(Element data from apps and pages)
····················
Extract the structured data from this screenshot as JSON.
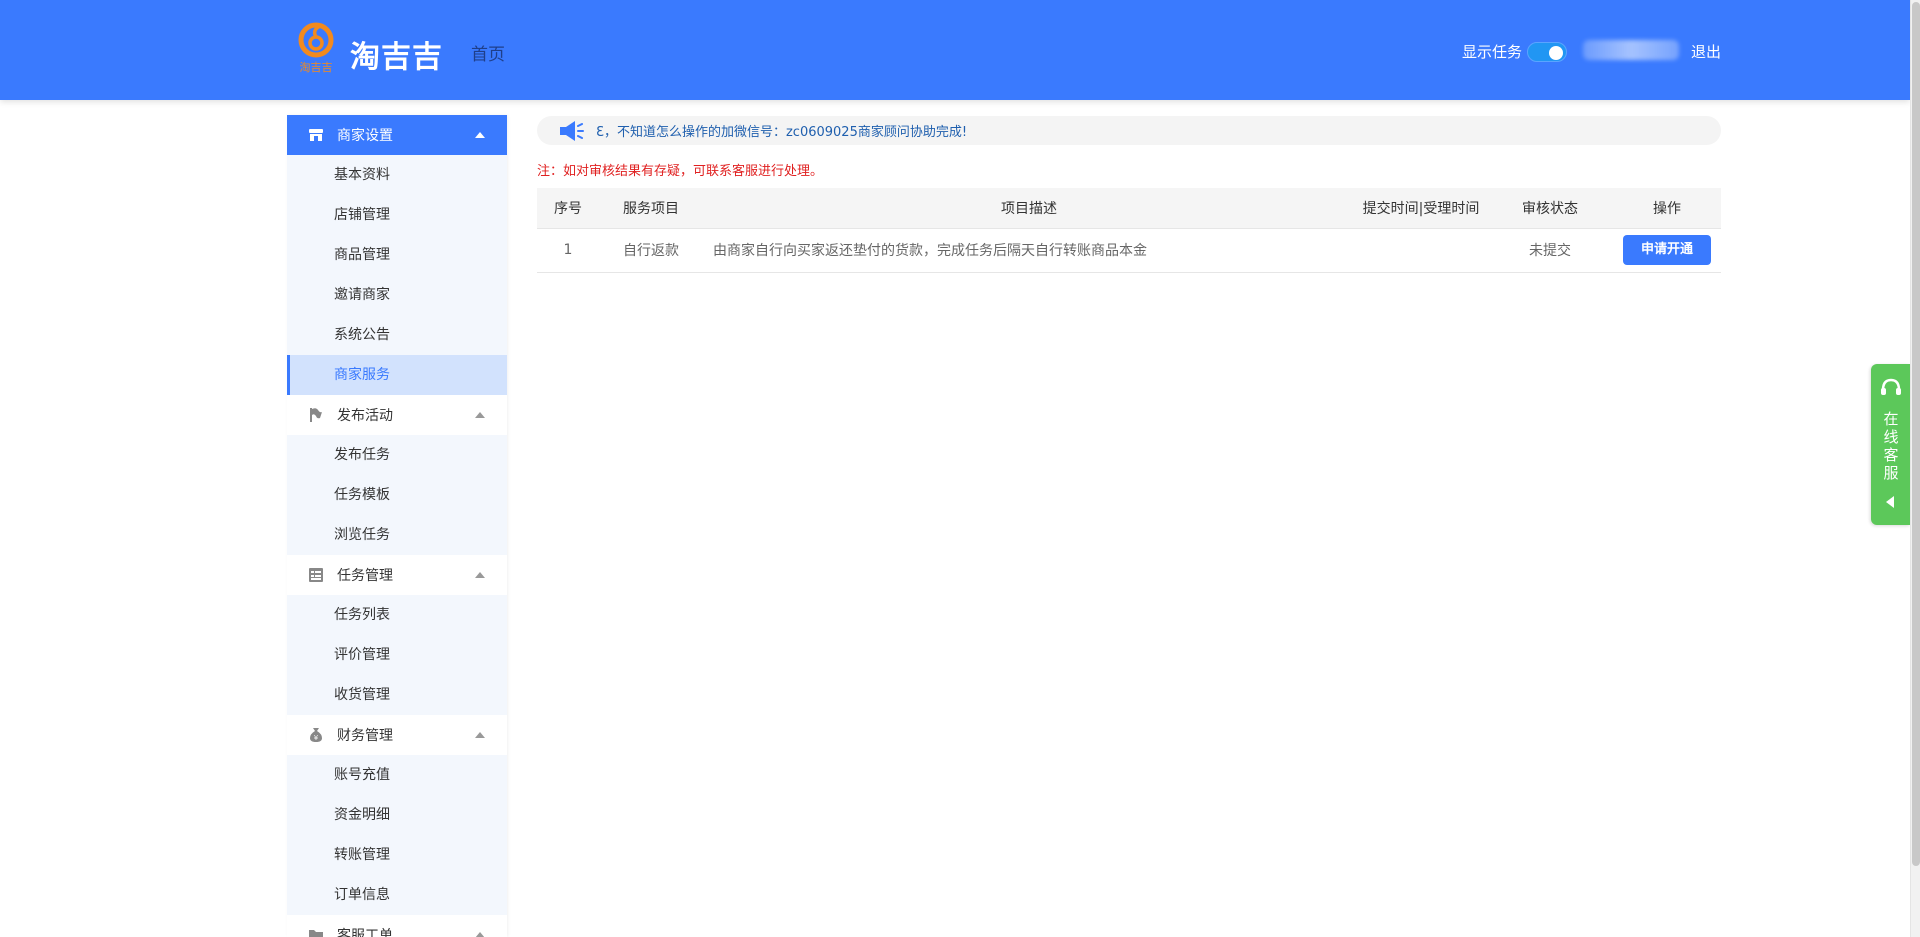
{
  "header": {
    "logo_text": "淘吉吉",
    "logo_mark_text": "淘吉吉",
    "nav_home": "首页",
    "task_toggle_label": "显示任务",
    "task_toggle_on": true,
    "logout": "退出"
  },
  "sidebar": {
    "groups": [
      {
        "label": "商家设置",
        "icon": "store-icon",
        "active": true,
        "items": [
          "基本资料",
          "店铺管理",
          "商品管理",
          "邀请商家",
          "系统公告",
          "商家服务"
        ]
      },
      {
        "label": "发布活动",
        "icon": "flag-icon",
        "items": [
          "发布任务",
          "任务模板",
          "浏览任务"
        ]
      },
      {
        "label": "任务管理",
        "icon": "list-icon",
        "items": [
          "任务列表",
          "评价管理",
          "收货管理"
        ]
      },
      {
        "label": "财务管理",
        "icon": "money-bag-icon",
        "items": [
          "账号充值",
          "资金明细",
          "转账管理",
          "订单信息"
        ]
      },
      {
        "label": "客服工单",
        "icon": "folder-icon",
        "items": []
      }
    ],
    "current_item": "商家服务"
  },
  "notice": {
    "text": "Ɛ，不知道怎么操作的加微信号：zc0609025商家顾问协助完成!",
    "icon": "speaker-icon"
  },
  "note": "注：如对审核结果有存疑，可联系客服进行处理。",
  "table": {
    "headers": [
      "序号",
      "服务项目",
      "项目描述",
      "提交时间|受理时间",
      "审核状态",
      "操作"
    ],
    "rows": [
      {
        "index": "1",
        "service": "自行返款",
        "description": "由商家自行向买家返还垫付的货款，完成任务后隔天自行转账商品本金",
        "times": "",
        "status": "未提交",
        "action": "申请开通"
      }
    ]
  },
  "cs_float": {
    "label": "在线客服",
    "icon": "headset-icon"
  },
  "colors": {
    "primary": "#3a7afe",
    "danger": "#e02020",
    "cs_green": "#5cc85a"
  }
}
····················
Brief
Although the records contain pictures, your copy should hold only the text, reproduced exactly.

Exercise response
Extract the structured data from this screenshot as JSON.
{
  "header": {
    "logo_text": "淘吉吉",
    "logo_mark_text": "淘吉吉",
    "nav_home": "首页",
    "task_toggle_label": "显示任务",
    "task_toggle_on": true,
    "logout": "退出"
  },
  "sidebar": {
    "groups": [
      {
        "label": "商家设置",
        "icon": "store-icon",
        "active": true,
        "items": [
          "基本资料",
          "店铺管理",
          "商品管理",
          "邀请商家",
          "系统公告",
          "商家服务"
        ]
      },
      {
        "label": "发布活动",
        "icon": "flag-icon",
        "items": [
          "发布任务",
          "任务模板",
          "浏览任务"
        ]
      },
      {
        "label": "任务管理",
        "icon": "list-icon",
        "items": [
          "任务列表",
          "评价管理",
          "收货管理"
        ]
      },
      {
        "label": "财务管理",
        "icon": "money-bag-icon",
        "items": [
          "账号充值",
          "资金明细",
          "转账管理",
          "订单信息"
        ]
      },
      {
        "label": "客服工单",
        "icon": "folder-icon",
        "items": []
      }
    ],
    "current_item": "商家服务"
  },
  "notice": {
    "text": "Ɛ，不知道怎么操作的加微信号：zc0609025商家顾问协助完成!",
    "icon": "speaker-icon"
  },
  "note": "注：如对审核结果有存疑，可联系客服进行处理。",
  "table": {
    "headers": [
      "序号",
      "服务项目",
      "项目描述",
      "提交时间|受理时间",
      "审核状态",
      "操作"
    ],
    "rows": [
      {
        "index": "1",
        "service": "自行返款",
        "description": "由商家自行向买家返还垫付的货款，完成任务后隔天自行转账商品本金",
        "times": "",
        "status": "未提交",
        "action": "申请开通"
      }
    ]
  },
  "cs_float": {
    "label": "在线客服",
    "icon": "headset-icon"
  },
  "colors": {
    "primary": "#3a7afe",
    "danger": "#e02020",
    "cs_green": "#5cc85a"
  }
}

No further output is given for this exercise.